Written by Colin Marrs on 4 June 2014 in News

Calls for local government to form a single platform to provide web services have been backed by a right-leaning think tank.

Calls for local government to form a single platform to provide web services have been backed by a right-leaning think tank.

A Technology Manifesto released by think tank Policy Exchange today examined how local and national government can use ICT to transform public services.

It said that a single digital platform, similar to central government’s, could help councils deal with budgetary pressures and improve services.

It said: “Though they must be free to determine their own course, local authorities will fail to achieve the benefits of digital government if they try to undergo the transformation completely independently of one another.

“A local GDS hub should be established to help them apply platform technologies, converge on open standards and replace more than 400 local authority websites with a single domain in the style of”

The idea of a single local government digital platform was mooted last year in a blog posting by Richard Copley, head of ICT at Rotherham Metropolitan Borough Council.

He called for the creation of a Local Government Digital Service (LDGS) to oversee the standardisation and improvement of digital services in councils.

According to Copley, creating standardised services could reap significant savings by reducing up to 25,000 software applications currently run by authorities across England.

At the time, he said: “Copley said: “If each council agreed to subscribe to an LGDS and paid just £3,000 per year we’d be able deliver a platform which would remove the need for individual council websites…” 

The Policy Exchange report also said that platforms based  on open standards should be established to give citizens an automated  way to send data to government.

It said: “This would empower communities to report on and help resolve issues in their local communities, from  pot holes to park littering.”

In addition, the manifesto said, public sector bodies should be required  to audit and declare the non-personal  datasets they hold, and publish a  schedule for their future release.

It said: “This process would increase transparency and strengthen the role of the Open Data User Group, by letting citizens and  businesses see what data is available to  request.”

Share this page



Please login to post a comment or register for a free account.

Related Articles

Government guidance on use of private email and WhatsApp to be updated for first time in a decade
15 March 2023

Cabinet Office minister says that department will release new guidelines ‘as soon as possible’

How CDDO is working to make government services great
14 March 2023

In this piece for PublicTechnology, head of strategy and standards Ben Tate provides an update on the digital unit's work to transform the most important citizen services

New laws to protect smart doorbells and other gadgets are world-first, minister claims
8 March 2023

Paul Scully pledges that provisions are being made for imminent implementation of act

Phone-bots and social-media alerts – Cabinet Office unveils £1bn plan for tech-powered efficiency savings
8 March 2023

Specialist unit for assessing spending decisions awards £500k to support central department in use of automation and digital

Related Sponsored Articles

Digital transformation – a guide for local government
6 March 2023

Digital transformation will play a key role in the future of local government.
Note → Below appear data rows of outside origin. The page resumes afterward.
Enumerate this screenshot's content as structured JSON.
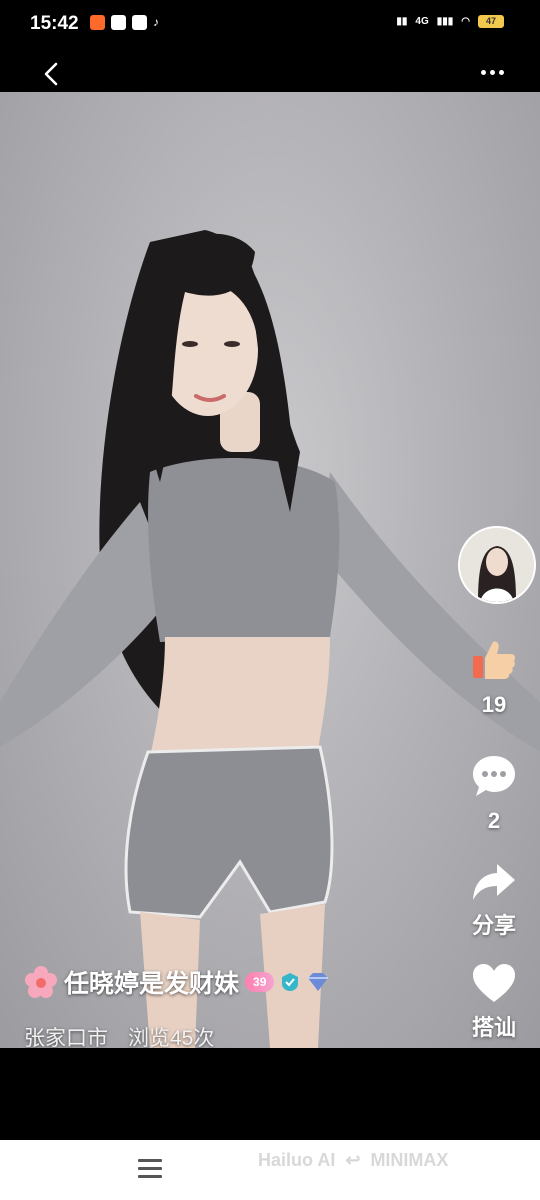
{
  "status": {
    "time": "15:42",
    "battery": "47",
    "signal_label": "4G"
  },
  "post": {
    "author_name": "任晓婷是发财妹",
    "level_badge": "39",
    "location": "张家口市",
    "views": "浏览45次"
  },
  "actions": {
    "likes": "19",
    "comments": "2",
    "share_label": "分享",
    "greet_label": "搭讪"
  },
  "watermark": {
    "left": "Hailuo AI",
    "right": "MINIMAX"
  },
  "colors": {
    "like": "#f26b4f",
    "badge": "#ff7fb0",
    "verified": "#36b6c9"
  }
}
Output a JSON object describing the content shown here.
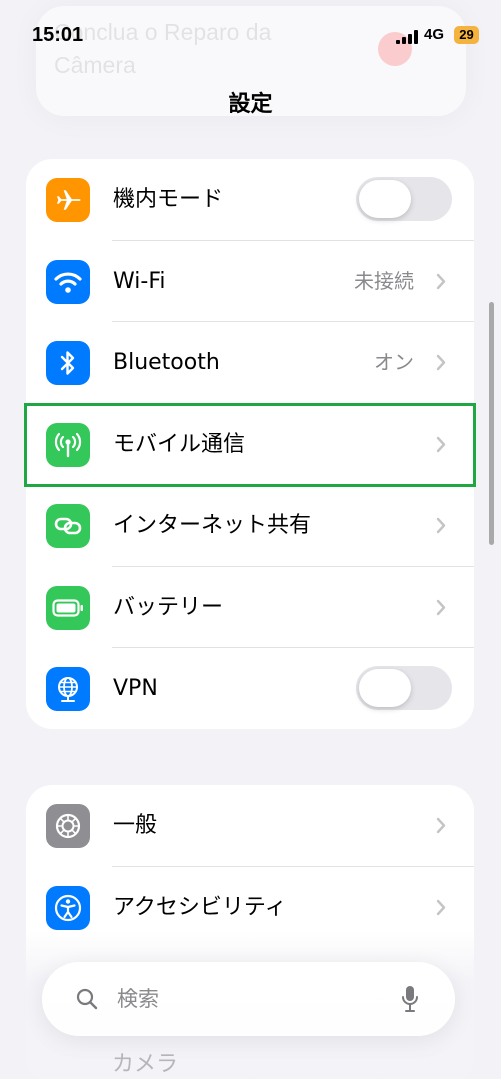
{
  "status_bar": {
    "time": "15:01",
    "network": "4G",
    "battery": "29"
  },
  "background_notification": {
    "text": "Conclua o Reparo da Câmera"
  },
  "header": {
    "title": "設定"
  },
  "group1": {
    "airplane": {
      "label": "機内モード",
      "toggle_on": false,
      "icon": "airplane-icon"
    },
    "wifi": {
      "label": "Wi-Fi",
      "value": "未接続",
      "icon": "wifi-icon"
    },
    "bluetooth": {
      "label": "Bluetooth",
      "value": "オン",
      "icon": "bluetooth-icon"
    },
    "mobile": {
      "label": "モバイル通信",
      "icon": "antenna-icon"
    },
    "hotspot": {
      "label": "インターネット共有",
      "icon": "link-icon"
    },
    "battery": {
      "label": "バッテリー",
      "icon": "battery-icon"
    },
    "vpn": {
      "label": "VPN",
      "toggle_on": false,
      "icon": "globe-icon"
    }
  },
  "group2": {
    "general": {
      "label": "一般",
      "icon": "gear-icon"
    },
    "accessibility": {
      "label": "アクセシビリティ",
      "icon": "accessibility-icon"
    },
    "ghost_row_label": "カメラ"
  },
  "search": {
    "placeholder": "検索"
  },
  "colors": {
    "orange": "#ff9500",
    "blue": "#007aff",
    "green": "#34c759",
    "gray": "#8e8e93",
    "highlight": "#1fa743"
  }
}
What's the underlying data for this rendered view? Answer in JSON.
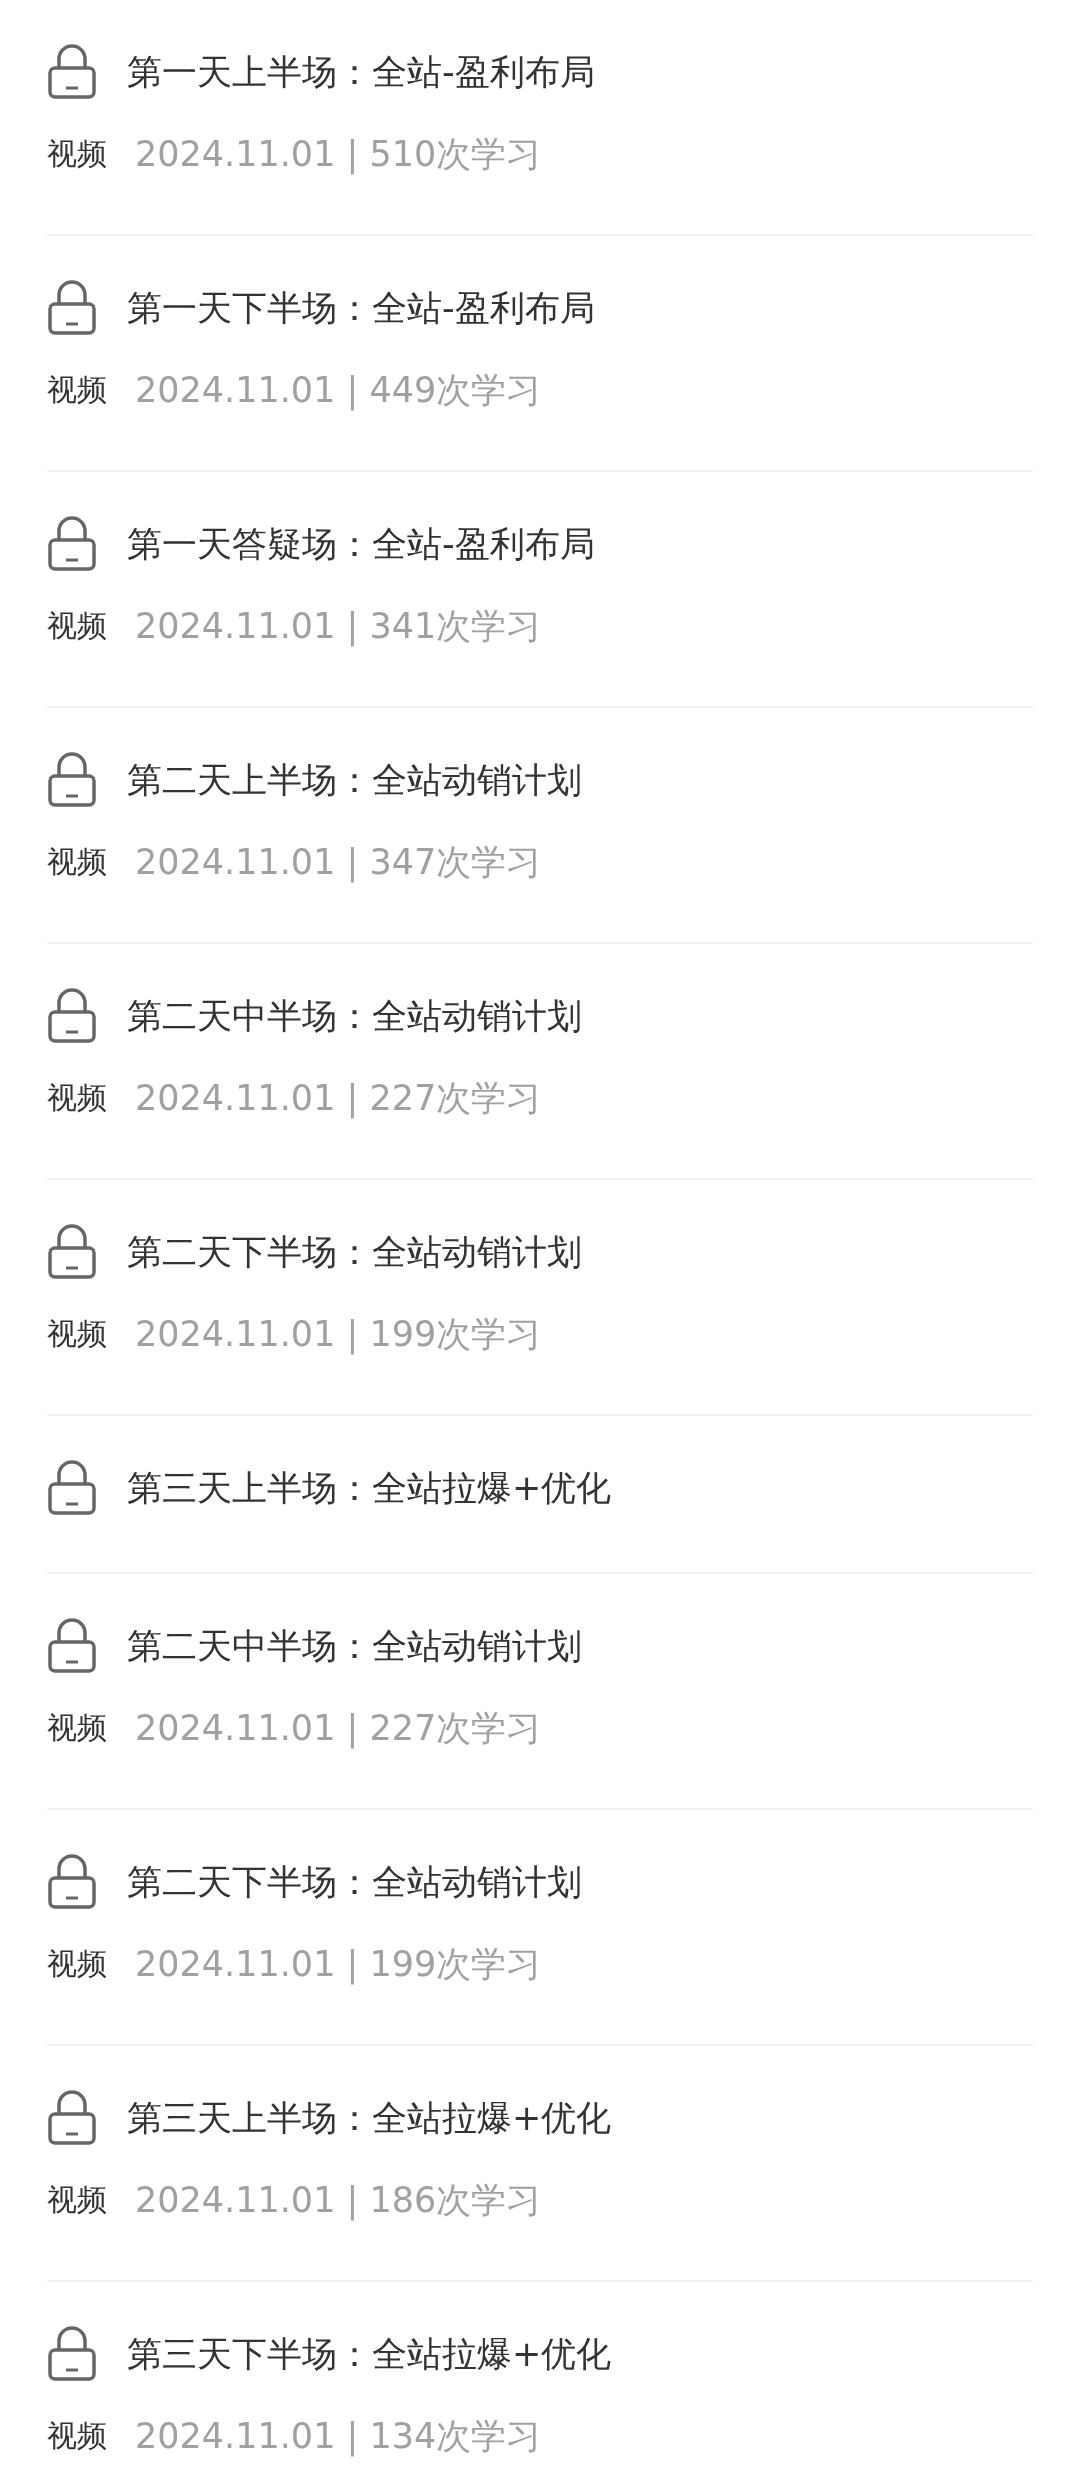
{
  "lessons": [
    {
      "title": "第一天上半场：全站-盈利布局",
      "type": "视频",
      "meta": "2024.11.01 | 510次学习"
    },
    {
      "title": "第一天下半场：全站-盈利布局",
      "type": "视频",
      "meta": "2024.11.01 | 449次学习"
    },
    {
      "title": "第一天答疑场：全站-盈利布局",
      "type": "视频",
      "meta": "2024.11.01 | 341次学习"
    },
    {
      "title": "第二天上半场：全站动销计划",
      "type": "视频",
      "meta": "2024.11.01 | 347次学习"
    },
    {
      "title": "第二天中半场：全站动销计划",
      "type": "视频",
      "meta": "2024.11.01 | 227次学习"
    },
    {
      "title": "第二天下半场：全站动销计划",
      "type": "视频",
      "meta": "2024.11.01 | 199次学习"
    },
    {
      "title": "第三天上半场：全站拉爆+优化"
    },
    {
      "title": "第二天中半场：全站动销计划",
      "type": "视频",
      "meta": "2024.11.01 | 227次学习"
    },
    {
      "title": "第二天下半场：全站动销计划",
      "type": "视频",
      "meta": "2024.11.01 | 199次学习"
    },
    {
      "title": "第三天上半场：全站拉爆+优化",
      "type": "视频",
      "meta": "2024.11.01 | 186次学习"
    },
    {
      "title": "第三天下半场：全站拉爆+优化",
      "type": "视频",
      "meta": "2024.11.01 | 134次学习"
    }
  ]
}
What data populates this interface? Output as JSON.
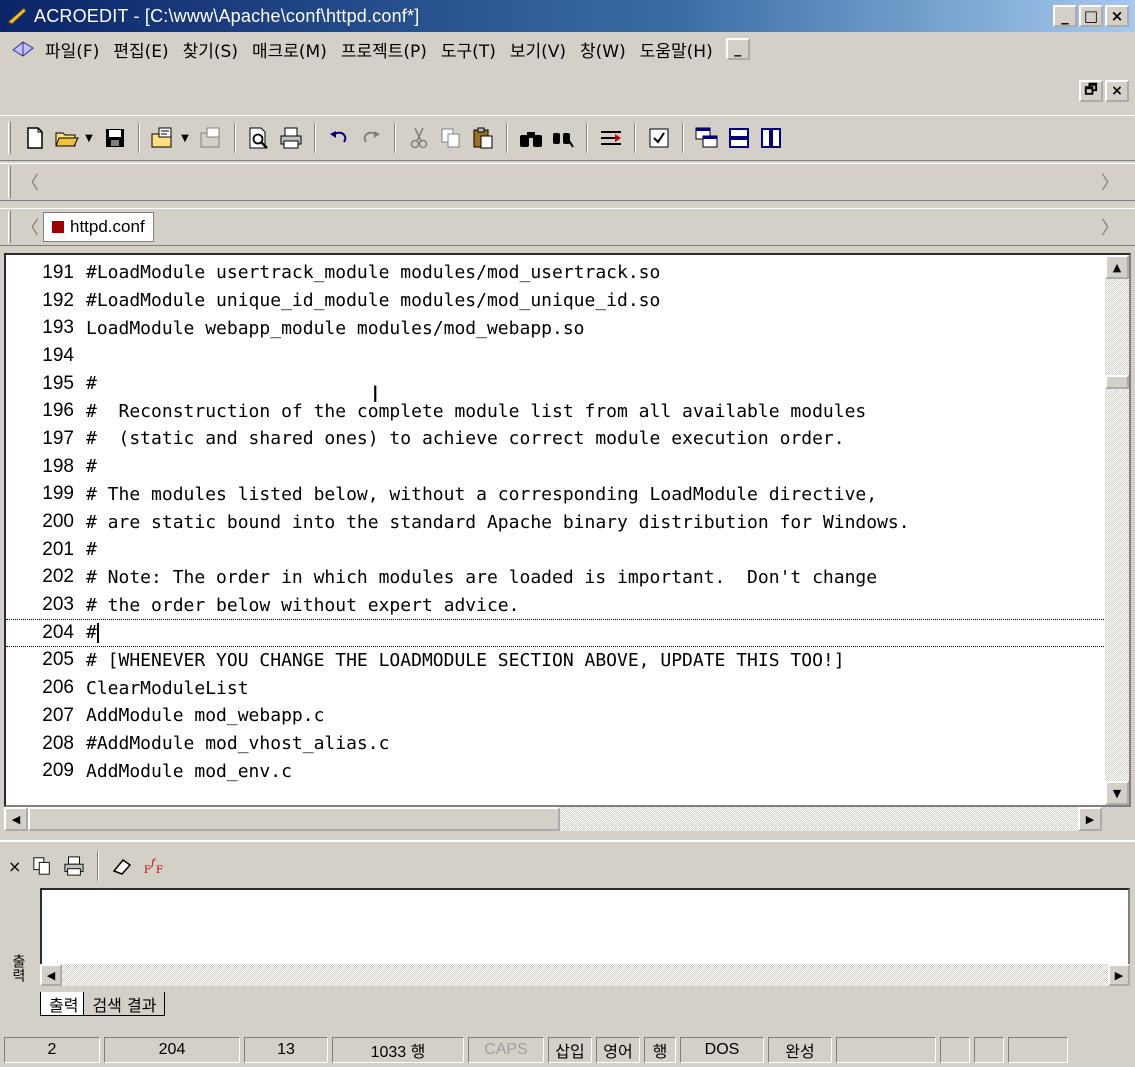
{
  "window": {
    "title": "ACROEDIT - [C:\\www\\Apache\\conf\\httpd.conf*]",
    "minimize_label": "_",
    "maximize_label": "□",
    "close_label": "×",
    "doc_restore_label": "🗗",
    "doc_close_label": "×"
  },
  "menu": {
    "items": [
      "파일(F)",
      "편집(E)",
      "찾기(S)",
      "매크로(M)",
      "프로젝트(P)",
      "도구(T)",
      "보기(V)",
      "창(W)",
      "도움말(H)"
    ]
  },
  "toolbar": {
    "buttons": [
      "new-file-icon",
      "open-folder-icon",
      "save-icon",
      "project-icon",
      "project-save-icon",
      "print-preview-icon",
      "print-icon",
      "undo-icon",
      "redo-icon",
      "cut-icon",
      "copy-icon",
      "paste-icon",
      "find-icon",
      "replace-icon",
      "goto-icon",
      "checklist-icon",
      "tile-windows-icon",
      "split-horizontal-icon",
      "split-vertical-icon"
    ]
  },
  "tabs": {
    "active_file": "httpd.conf"
  },
  "editor": {
    "lines": [
      {
        "n": "191",
        "text": "#LoadModule usertrack_module modules/mod_usertrack.so"
      },
      {
        "n": "192",
        "text": "#LoadModule unique_id_module modules/mod_unique_id.so"
      },
      {
        "n": "193",
        "text": "LoadModule webapp_module modules/mod_webapp.so"
      },
      {
        "n": "194",
        "text": ""
      },
      {
        "n": "195",
        "text": "#"
      },
      {
        "n": "196",
        "text": "#  Reconstruction of the complete module list from all available modules"
      },
      {
        "n": "197",
        "text": "#  (static and shared ones) to achieve correct module execution order."
      },
      {
        "n": "198",
        "text": "#"
      },
      {
        "n": "199",
        "text": "# The modules listed below, without a corresponding LoadModule directive,"
      },
      {
        "n": "200",
        "text": "# are static bound into the standard Apache binary distribution for Windows."
      },
      {
        "n": "201",
        "text": "#"
      },
      {
        "n": "202",
        "text": "# Note: The order in which modules are loaded is important.  Don't change"
      },
      {
        "n": "203",
        "text": "# the order below without expert advice."
      },
      {
        "n": "204",
        "text": "#"
      },
      {
        "n": "205",
        "text": "# [WHENEVER YOU CHANGE THE LOADMODULE SECTION ABOVE, UPDATE THIS TOO!]"
      },
      {
        "n": "206",
        "text": "ClearModuleList"
      },
      {
        "n": "207",
        "text": "AddModule mod_webapp.c"
      },
      {
        "n": "208",
        "text": "#AddModule mod_vhost_alias.c"
      },
      {
        "n": "209",
        "text": "AddModule mod_env.c"
      }
    ]
  },
  "output": {
    "side_label": "출력",
    "tabs": [
      "출력",
      "검색 결과"
    ]
  },
  "status": {
    "col": "2",
    "line": "204",
    "pos": "13",
    "total_lines": "1033 행",
    "caps": "CAPS",
    "insert": "삽입",
    "lang": "영어",
    "mode": "행",
    "eol": "DOS",
    "state": "완성"
  }
}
David Bemrose, Head of Account Strategy for Local Government at Crown Commercial Service (CCS), introduces a new...